1. What is Ligon’s philosophy in his profession? What is he trying to communicate through his artwork?
Ligon has said of his work that he wants to "make language into a physical thing, something that has real weight and force to it." His bodies of text-based paintings describe or quote writings and speeches of influential and diverse persons. He explores American history, literature, and society to express questions of identity, race, and history. His work seeks to give a realistic and intimate look at life. Even while addressing slavery in his runaway slave prints, he mentioned personal attributes about the person in the artwork such as height and sexual orientation. His work seems to describe and bring conversation rather than preach.
2. How does Ligon’s work differ from other artists?

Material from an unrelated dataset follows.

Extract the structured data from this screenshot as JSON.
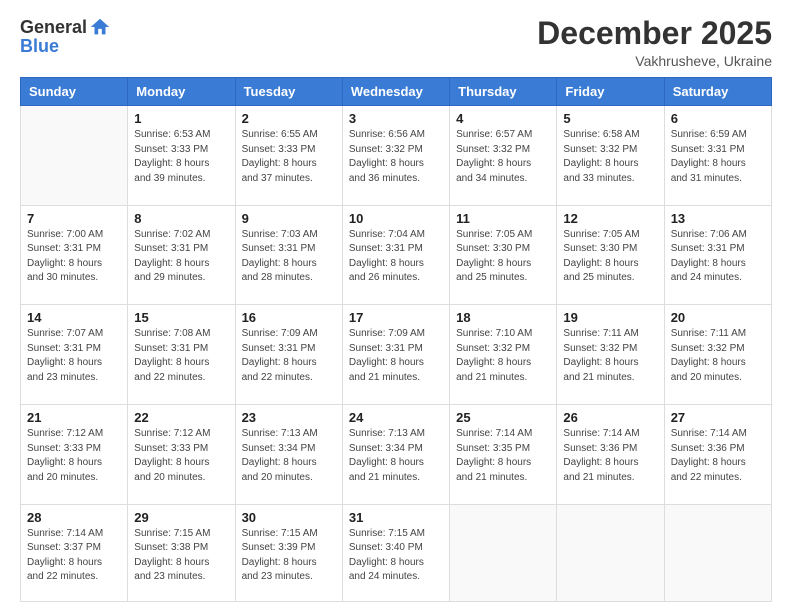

Although Ligon's pieces include sculptures, prints, drawings, mixed media and even neon signs, they are dominated by large, text-based paintings with repeated phrases that fade out. He frequently uses evocative text and quotations from culturally charged and historical relevant material, both as a source of imagery and a statement.
3. What are your own personal feelings about this artist’s work?
I feel he accomplishes his goal to give language a "sense of weight." His work is an example of art that is internalized. It is possible that a blind person could find value in his insight as well as a seeing person. He draws attention to the art of words and makes art valuable for more than merely atheistic qualities. He even manages to use a sense of witty humor through self deprecation and irony in his choice of text. I agree with one writer that his work does not hold a condescending nature, but rather a thought-provoking quality. Beside this, I feel that his use of mixed media is truly creative and tasteful in its simplicity.
Sources and References:
** For Art100, Grapic Design, Portland State University, Spring Term, April 2012 **